- Perhaps the most interesting effect is that the new abstraction can aid you in finding effective solutions to new problems. For learning reductions, there are about 3 compelling instances I’ve seen so far.
- Given training-time access to a good policy oracle, Searn provides a method for decomposing any complex prediction problem into simple problems, such that low regret solutions to the simple problems imply a low regret solution to the original problem. While Searn competes well (computationally and prediction-wise) with existing methods for linear chain style structured prediction, it really shines on more complex problems. Hal used Searn for automatic document summarization (see section 6.2) which previously wasn’t really solved via ML. More generally, when I learn about the details of other complex prediction systems for machine translation or vision, the base algorithms are tweaked, typically in ways that Searn would suggest. This suggests that Searn formalizes and automates the intuitions of practical people.

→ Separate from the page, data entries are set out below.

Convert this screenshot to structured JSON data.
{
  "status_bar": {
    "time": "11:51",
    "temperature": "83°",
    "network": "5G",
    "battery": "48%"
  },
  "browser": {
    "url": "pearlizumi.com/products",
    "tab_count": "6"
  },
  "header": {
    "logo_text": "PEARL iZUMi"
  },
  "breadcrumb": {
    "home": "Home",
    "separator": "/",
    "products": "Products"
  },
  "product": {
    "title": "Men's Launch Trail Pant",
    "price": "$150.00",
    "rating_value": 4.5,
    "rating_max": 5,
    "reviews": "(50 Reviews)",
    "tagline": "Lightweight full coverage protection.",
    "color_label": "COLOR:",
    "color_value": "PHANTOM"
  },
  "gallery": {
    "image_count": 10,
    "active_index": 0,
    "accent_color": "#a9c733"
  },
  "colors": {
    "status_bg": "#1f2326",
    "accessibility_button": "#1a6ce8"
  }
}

- The “one step RL” reduction in Bianca‘s thesis (page 119) provided tractable and effective approaches to learning in partial feedback problems where only the loss of a chosen label is learned. An even simpler reduction exists as a matter of folklore—estimate the the value of each label and then take an argmax. However, we have found classification approaches generally work better, where applicable, and as the theory suggests.

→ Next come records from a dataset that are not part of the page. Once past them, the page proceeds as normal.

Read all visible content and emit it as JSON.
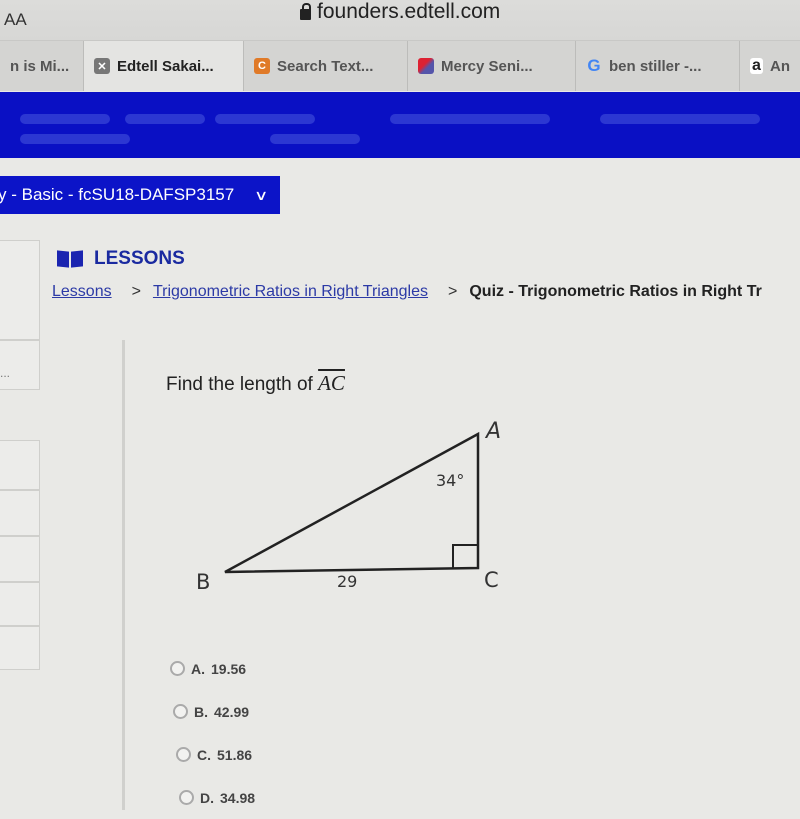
{
  "browser": {
    "text_size_control": "AA",
    "url": "founders.edtell.com",
    "tabs": [
      {
        "label": "n is Mi...",
        "icon": "none",
        "active": false
      },
      {
        "label": "Edtell Sakai...",
        "icon": "close-x-favicon",
        "active": true
      },
      {
        "label": "Search Text...",
        "icon": "c-favicon",
        "active": false
      },
      {
        "label": "Mercy Seni...",
        "icon": "mercy-favicon",
        "active": false
      },
      {
        "label": "ben stiller -...",
        "icon": "google-favicon",
        "active": false
      },
      {
        "label": "An",
        "icon": "amazon-favicon",
        "active": false
      }
    ]
  },
  "course_selector": {
    "label": "y - Basic - fcSU18-DAFSP3157",
    "chevron": "chevron-down-icon"
  },
  "lessons": {
    "heading": "LESSONS",
    "icon": "book-icon",
    "breadcrumb": {
      "items": [
        "Lessons",
        "Trigonometric Ratios in Right Triangles"
      ],
      "separator": ">",
      "current": "Quiz - Trigonometric Ratios in Right Tr"
    }
  },
  "sidebar": {
    "truncated_text": "..."
  },
  "question": {
    "prompt": "Find the length of ",
    "segment": "AC",
    "figure": {
      "vertices": {
        "A": "A",
        "B": "B",
        "C": "C"
      },
      "angle_label": "34°",
      "side_label": "29",
      "right_angle_at": "C"
    },
    "choices": [
      {
        "letter": "A.",
        "value": "19.56"
      },
      {
        "letter": "B.",
        "value": "42.99"
      },
      {
        "letter": "C.",
        "value": "51.86"
      },
      {
        "letter": "D.",
        "value": "34.98"
      }
    ]
  },
  "colors": {
    "banner_blue": "#0a10c4",
    "link_blue": "#2c3aa6",
    "heading_blue": "#1a2aa0"
  }
}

- Many commonly used algorithms for prediction have a running time linear (or worse) in the number of labels with decision trees a good exception. While simply predicting faster isn’t normally solving a “new problem”, an exponential improvement in computational time seems to merit this description because it allows entirely new kinds of applications. It turns out that it is both very easy to do logarithmic time prediction wrong, and that this problem is often fixable. Furthermore, it appears logarthmic time prediction can really work in practice over very many labels.
When we started working on learning reductions, I had no idea what either the difficulties or rewards were going to be—it simply seemed like a natural and compelling direction of investigation. Given the substantial difficulties encountered, it’s not at all clear that this pursuit was personally worthwhile. It has cost much time which could have been put to good use in other ways.
On the other hand, the advantages are also substantial. I’ve learned something about architecting solutions to problems, both expanding the domain of application for the field and providing a personal edge that I can bring to many conversations about ML. It’s also progress towards the AI goal, which interests me. When I think of what I could have worked on instead to achieve these goals, I don’t have any more compelling answer yet. Learning reductions seem to have accomplished more per unit thought than any other theoretical approach I can identify over the last 5 or 6 years. Furthermore, they are composable by design, so they should stay relevant (and perhaps even become more so), when people use an online active deep semisupervised probabilistic convolutional algorithm to solve a problem, particularly for complex problems.
As I said at the beginning, please join us for the tutorial, if you are interested.